Article

May 21, 2022

Carnation (English: carnation, scientific name: Dianthus caryophyllus L.) is a perennial plant belonging to the genus Dianthus in the family Dianthus. There are many other names in Japan such as dianthus dianthus, dianthus japonicus (musk carnation), and northern pink.

Origin and origin of name

Origin is said to be on the Mediterranean coast of Southern Europe and West Asia. There are various theories about the origin of the name carnation, such as the theory that it is a flower of the color of meat (Latin: carn), and the theory that it was used as a coronation flower in the time of William Shakespeare and was transposed.

History

Since it is native to the Mediterranean coast and West Asia, it has long been loved for its pretty flowers. In the Islamic world, it is a favorite plant along with roses and tulips. Since idol worship is prohibited in Islam, figures and animal expressions were avoided in decorations such as mosques, and arabesque geometric patterns and flower patterns were used. Carnation flowers are often used in this arabesque design. In the 17th century, more than 300 varieties were found in England and the Netherlands, cultivated by florist (horticultural enthusiasts), and made great progress. The variety increased throughout the 18th century, and eventually the "show carnation" was born, which became the mainstream of the 19th century. The characteristic of this flower is that the serrations on the edges of the petals are eliminated and the arrangement of the petals is closer to the geometric shaping, which is different from modern carnations. In this era, the breeding of roses was not so advanced, and carnations, auricula, and tulips were the cutting-edge horticultural plants of the era. In the middle of the 19th century, breeding progressed in France, and in 1840 Dalmes created the "Perpetual", and in 1857, the "Marmaison" was also born in France. These are connected to modern commercial carnations. The custom of giving carnations on Mother's Day began in the early 20th century when Ann Jarvis of the United States offered white carnations to his late mother. In 2013, the National Agriculture and Food Research Organization (National Agriculture and Food Research Organization) Flower Research Institute and others announced that they had succeeded in decoding the genome of carnations. It is expected that it can be applied to the development of varieties that are resistant to conventional colors and diseases.
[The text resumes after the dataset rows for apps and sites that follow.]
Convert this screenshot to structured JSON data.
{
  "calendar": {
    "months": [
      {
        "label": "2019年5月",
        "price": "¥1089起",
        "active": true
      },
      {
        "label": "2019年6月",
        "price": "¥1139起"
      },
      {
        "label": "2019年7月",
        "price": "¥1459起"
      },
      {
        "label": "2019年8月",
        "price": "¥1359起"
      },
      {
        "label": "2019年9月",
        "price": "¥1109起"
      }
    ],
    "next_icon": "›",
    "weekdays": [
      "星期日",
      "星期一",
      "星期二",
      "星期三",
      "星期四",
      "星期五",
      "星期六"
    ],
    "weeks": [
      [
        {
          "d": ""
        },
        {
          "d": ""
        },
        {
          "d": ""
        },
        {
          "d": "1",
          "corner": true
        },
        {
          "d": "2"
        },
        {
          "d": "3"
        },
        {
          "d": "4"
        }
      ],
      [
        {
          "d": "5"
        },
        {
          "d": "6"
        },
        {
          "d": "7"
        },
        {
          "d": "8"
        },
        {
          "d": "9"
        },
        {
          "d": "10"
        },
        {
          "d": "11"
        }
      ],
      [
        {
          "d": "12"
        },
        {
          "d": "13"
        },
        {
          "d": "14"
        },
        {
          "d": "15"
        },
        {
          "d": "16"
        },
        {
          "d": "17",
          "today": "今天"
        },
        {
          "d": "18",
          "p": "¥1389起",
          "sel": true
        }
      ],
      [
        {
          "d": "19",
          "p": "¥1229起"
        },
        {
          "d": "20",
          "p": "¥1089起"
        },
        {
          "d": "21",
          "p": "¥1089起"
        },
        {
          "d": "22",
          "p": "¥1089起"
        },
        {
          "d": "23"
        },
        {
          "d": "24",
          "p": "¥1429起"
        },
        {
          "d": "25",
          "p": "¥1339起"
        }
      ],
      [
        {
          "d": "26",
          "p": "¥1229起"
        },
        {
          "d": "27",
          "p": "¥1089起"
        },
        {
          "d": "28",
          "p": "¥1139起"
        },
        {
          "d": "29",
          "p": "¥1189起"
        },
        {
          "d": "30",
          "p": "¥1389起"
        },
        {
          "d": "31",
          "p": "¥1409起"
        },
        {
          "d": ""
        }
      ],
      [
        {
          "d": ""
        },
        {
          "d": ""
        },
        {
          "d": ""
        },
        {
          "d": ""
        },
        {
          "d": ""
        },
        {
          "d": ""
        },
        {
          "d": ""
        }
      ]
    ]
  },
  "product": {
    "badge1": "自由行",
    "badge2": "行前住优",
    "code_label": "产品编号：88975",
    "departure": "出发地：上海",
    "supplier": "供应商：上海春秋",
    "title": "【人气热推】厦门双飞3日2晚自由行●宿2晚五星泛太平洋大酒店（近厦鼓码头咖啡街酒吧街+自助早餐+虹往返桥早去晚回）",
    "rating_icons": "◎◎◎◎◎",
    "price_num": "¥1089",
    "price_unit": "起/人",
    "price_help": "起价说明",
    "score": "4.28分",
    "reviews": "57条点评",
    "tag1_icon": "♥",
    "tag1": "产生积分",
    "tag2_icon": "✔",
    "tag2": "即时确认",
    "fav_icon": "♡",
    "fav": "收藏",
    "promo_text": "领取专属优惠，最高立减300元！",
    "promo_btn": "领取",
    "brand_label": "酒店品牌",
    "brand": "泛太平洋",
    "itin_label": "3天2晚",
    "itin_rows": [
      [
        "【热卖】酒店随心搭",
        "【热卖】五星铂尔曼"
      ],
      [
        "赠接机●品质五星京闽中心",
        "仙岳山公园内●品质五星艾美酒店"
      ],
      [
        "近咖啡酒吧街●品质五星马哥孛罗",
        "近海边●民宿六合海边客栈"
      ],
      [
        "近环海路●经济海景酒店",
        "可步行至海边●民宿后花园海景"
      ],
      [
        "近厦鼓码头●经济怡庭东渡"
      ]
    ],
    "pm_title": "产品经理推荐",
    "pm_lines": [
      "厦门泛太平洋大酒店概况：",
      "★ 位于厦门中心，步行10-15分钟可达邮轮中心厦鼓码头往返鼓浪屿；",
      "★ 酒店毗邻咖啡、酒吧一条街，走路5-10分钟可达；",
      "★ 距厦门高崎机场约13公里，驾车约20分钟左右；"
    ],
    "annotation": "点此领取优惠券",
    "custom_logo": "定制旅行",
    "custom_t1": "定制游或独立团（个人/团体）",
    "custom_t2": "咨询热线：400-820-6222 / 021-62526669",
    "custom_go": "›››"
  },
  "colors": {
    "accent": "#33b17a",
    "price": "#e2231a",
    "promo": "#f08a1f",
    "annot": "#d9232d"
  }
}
Cultivation

Father of cultivation and carnation in Japan

It was imported into Japan before the early Edo period and was called anjabel or anja (orchid: anjelier, tuinanjelier). The "Jinishiki Abstract" (1733), published during the Kyoho era, states that carnations were introduced from the Netherlands during the Shoho era during the Tokugawa Iemitsu era. However, at this time, it did not settle in Japan and was re-introduced during the Kanbun year, and 14 varieties were introduced. It is also recorded under the name of "Anshiyaberu" in "Flowerbed Tsuname" written at this time. In "Picture Book Noyamagusa" written in 1755 of the Horeki year, it is introduced together with dianthus and others. After that, when Sawada (unknown name) who lived in Seattle, USA in 1909 (Meiji 42) returned to Japan, "White Enchantres", "Pink Enchantres", "Victory", "Rose Pink Enchantres" I brought back a few other varieties, but I wasn't familiar with the cultivation method, so I couldn't put them into production. Later, Ryujiro Tsuchikura built modern cultivation techniques and systems, created new varieties, and established carnations in Japan.